» **Task item**
Word for word, write out all of the entries that follow.

» **Excerpts from a dataset**
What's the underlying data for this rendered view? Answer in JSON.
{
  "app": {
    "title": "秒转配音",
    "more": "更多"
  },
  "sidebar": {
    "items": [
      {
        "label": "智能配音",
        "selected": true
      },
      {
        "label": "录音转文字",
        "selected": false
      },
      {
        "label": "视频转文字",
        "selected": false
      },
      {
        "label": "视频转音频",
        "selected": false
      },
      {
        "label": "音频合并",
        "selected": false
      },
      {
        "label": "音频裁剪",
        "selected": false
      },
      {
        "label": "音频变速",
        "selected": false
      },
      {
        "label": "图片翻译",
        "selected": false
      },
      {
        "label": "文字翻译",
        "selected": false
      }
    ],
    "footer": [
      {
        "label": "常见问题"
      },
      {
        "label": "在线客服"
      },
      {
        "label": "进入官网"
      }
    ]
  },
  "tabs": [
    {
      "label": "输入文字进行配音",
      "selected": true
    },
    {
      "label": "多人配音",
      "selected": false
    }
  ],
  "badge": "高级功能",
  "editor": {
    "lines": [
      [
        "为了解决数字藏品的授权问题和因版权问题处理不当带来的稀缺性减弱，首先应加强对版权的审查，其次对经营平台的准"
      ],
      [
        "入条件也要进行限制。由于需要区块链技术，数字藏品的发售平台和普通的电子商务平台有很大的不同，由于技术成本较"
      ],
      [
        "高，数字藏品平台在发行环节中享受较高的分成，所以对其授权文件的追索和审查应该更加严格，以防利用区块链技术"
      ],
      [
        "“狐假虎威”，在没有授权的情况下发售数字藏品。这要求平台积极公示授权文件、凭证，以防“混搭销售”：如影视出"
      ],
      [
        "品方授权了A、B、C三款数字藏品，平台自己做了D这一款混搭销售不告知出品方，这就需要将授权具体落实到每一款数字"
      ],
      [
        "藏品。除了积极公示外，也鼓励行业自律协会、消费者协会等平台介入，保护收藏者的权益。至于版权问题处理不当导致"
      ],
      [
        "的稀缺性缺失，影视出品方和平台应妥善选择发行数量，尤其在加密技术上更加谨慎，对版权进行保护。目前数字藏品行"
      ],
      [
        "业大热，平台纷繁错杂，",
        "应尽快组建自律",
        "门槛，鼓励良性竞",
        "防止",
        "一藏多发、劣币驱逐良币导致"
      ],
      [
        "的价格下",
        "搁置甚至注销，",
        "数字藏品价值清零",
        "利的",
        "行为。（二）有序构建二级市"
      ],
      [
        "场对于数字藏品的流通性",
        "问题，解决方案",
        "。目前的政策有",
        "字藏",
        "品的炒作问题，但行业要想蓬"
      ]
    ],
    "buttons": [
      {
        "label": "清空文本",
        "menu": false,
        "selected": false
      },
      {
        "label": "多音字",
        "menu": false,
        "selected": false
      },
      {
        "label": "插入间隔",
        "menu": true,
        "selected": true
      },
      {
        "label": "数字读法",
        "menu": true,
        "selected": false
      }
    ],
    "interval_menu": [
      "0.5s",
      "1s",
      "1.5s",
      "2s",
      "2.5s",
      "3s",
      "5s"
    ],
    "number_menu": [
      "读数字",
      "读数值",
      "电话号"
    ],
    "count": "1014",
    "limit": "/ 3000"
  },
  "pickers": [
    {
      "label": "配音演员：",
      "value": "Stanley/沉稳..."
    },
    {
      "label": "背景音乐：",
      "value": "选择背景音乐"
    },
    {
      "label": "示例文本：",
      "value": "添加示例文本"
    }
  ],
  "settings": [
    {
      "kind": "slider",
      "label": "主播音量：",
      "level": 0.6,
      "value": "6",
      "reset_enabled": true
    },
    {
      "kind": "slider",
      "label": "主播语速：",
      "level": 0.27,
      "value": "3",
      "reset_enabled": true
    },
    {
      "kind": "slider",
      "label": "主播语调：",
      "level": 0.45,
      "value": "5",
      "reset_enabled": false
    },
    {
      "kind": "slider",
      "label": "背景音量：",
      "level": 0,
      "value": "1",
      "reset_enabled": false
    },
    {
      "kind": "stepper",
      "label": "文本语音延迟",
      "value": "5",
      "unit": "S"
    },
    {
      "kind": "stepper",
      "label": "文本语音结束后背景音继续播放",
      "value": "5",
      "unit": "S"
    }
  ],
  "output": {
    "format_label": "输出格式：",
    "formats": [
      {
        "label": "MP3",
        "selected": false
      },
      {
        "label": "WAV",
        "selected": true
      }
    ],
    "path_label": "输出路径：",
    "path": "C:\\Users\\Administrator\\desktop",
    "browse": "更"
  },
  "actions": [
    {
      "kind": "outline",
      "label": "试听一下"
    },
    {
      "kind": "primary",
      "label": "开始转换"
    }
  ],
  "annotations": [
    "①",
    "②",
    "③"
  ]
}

» **Task response**
What's the underlying data for this rendered view? Answer in JSON.
{
  "app": {
    "title": "秒转配音",
    "more": "更多"
  },
  "sidebar": {
    "items": [
      {
        "label": "智能配音",
        "selected": true
      },
      {
        "label": "录音转文字",
        "selected": false
      },
      {
        "label": "视频转文字",
        "selected": false
      },
      {
        "label": "视频转音频",
        "selected": false
      },
      {
        "label": "音频合并",
        "selected": false
      },
      {
        "label": "音频裁剪",
        "selected": false
      },
      {
        "label": "音频变速",
        "selected": false
      },
      {
        "label": "图片翻译",
        "selected": false
      },
      {
        "label": "文字翻译",
        "selected": false
      }
    ],
    "footer": [
      {
        "label": "常见问题"
      },
      {
        "label": "在线客服"
      },
      {
        "label": "进入官网"
      }
    ]
  },
  "tabs": [
    {
      "label": "输入文字进行配音",
      "selected": true
    },
    {
      "label": "多人配音",
      "selected": false
    }
  ],
  "badge": "高级功能",
  "editor": {
    "lines": [
      [
        "为了解决数字藏品的授权问题和因版权问题处理不当带来的稀缺性减弱，首先应加强对版权的审查，其次对经营平台的准"
      ],
      [
        "入条件也要进行限制。由于需要区块链技术，数字藏品的发售平台和普通的电子商务平台有很大的不同，由于技术成本较"
      ],
      [
        "高，数字藏品平台在发行环节中享受较高的分成，所以对其授权文件的追索和审查应该更加严格，以防利用区块链技术"
      ],
      [
        "“狐假虎威”，在没有授权的情况下发售数字藏品。这要求平台积极公示授权文件、凭证，以防“混搭销售”：如影视出"
      ],
      [
        "品方授权了A、B、C三款数字藏品，平台自己做了D这一款混搭销售不告知出品方，这就需要将授权具体落实到每一款数字"
      ],
      [
        "藏品。除了积极公示外，也鼓励行业自律协会、消费者协会等平台介入，保护收藏者的权益。至于版权问题处理不当导致"
      ],
      [
        "的稀缺性缺失，影视出品方和平台应妥善选择发行数量，尤其在加密技术上更加谨慎，对版权进行保护。目前数字藏品行"
      ],
      [
        "业大热，平台纷繁错杂，",
        "应尽快组建自律",
        "门槛，鼓励良性竞",
        "防止",
        "一藏多发、劣币驱逐良币导致"
      ],
      [
        "的价格下",
        "搁置甚至注销，",
        "数字藏品价值清零",
        "利的",
        "行为。（二）有序构建二级市"
      ],
      [
        "场对于数字藏品的流通性",
        "问题，解决方案",
        "。目前的政策有",
        "字藏",
        "品的炒作问题，但行业要想蓬"
      ]
    ],
    "buttons": [
      {
        "label": "清空文本",
        "menu": false,
        "selected": false
      },
      {
        "label": "多音字",
        "menu": false,
        "selected": false
      },
      {
        "label": "插入间隔",
        "menu": true,
        "selected": true
      },
      {
        "label": "数字读法",
        "menu": true,
        "selected": false
      }
    ],
    "interval_menu": [
      "0.5s",
      "1s",
      "1.5s",
      "2s",
      "2.5s",
      "3s",
      "5s"
    ],
    "number_menu": [
      "读数字",
      "读数值",
      "电话号"
    ],
    "count": "1014",
    "limit": "/ 3000"
  },
  "pickers": [
    {
      "label": "配音演员：",
      "value": "Stanley/沉稳..."
    },
    {
      "label": "背景音乐：",
      "value": "选择背景音乐"
    },
    {
      "label": "示例文本：",
      "value": "添加示例文本"
    }
  ],
  "settings": [
    {
      "kind": "slider",
      "label": "主播音量：",
      "level": 0.6,
      "value": "6",
      "reset_enabled": true
    },
    {
      "kind": "slider",
      "label": "主播语速：",
      "level": 0.27,
      "value": "3",
      "reset_enabled": true
    },
    {
      "kind": "slider",
      "label": "主播语调：",
      "level": 0.45,
      "value": "5",
      "reset_enabled": false
    },
    {
      "kind": "slider",
      "label": "背景音量：",
      "level": 0,
      "value": "1",
      "reset_enabled": false
    },
    {
      "kind": "stepper",
      "label": "文本语音延迟",
      "value": "5",
      "unit": "S"
    },
    {
      "kind": "stepper",
      "label": "文本语音结束后背景音继续播放",
      "value": "5",
      "unit": "S"
    }
  ],
  "output": {
    "format_label": "输出格式：",
    "formats": [
      {
        "label": "MP3",
        "selected": false
      },
      {
        "label": "WAV",
        "selected": true
      }
    ],
    "path_label": "输出路径：",
    "path": "C:\\Users\\Administrator\\desktop",
    "browse": "更"
  },
  "actions": [
    {
      "kind": "outline",
      "label": "试听一下"
    },
    {
      "kind": "primary",
      "label": "开始转换"
    }
  ],
  "annotations": [
    "①",
    "②",
    "③"
  ]
}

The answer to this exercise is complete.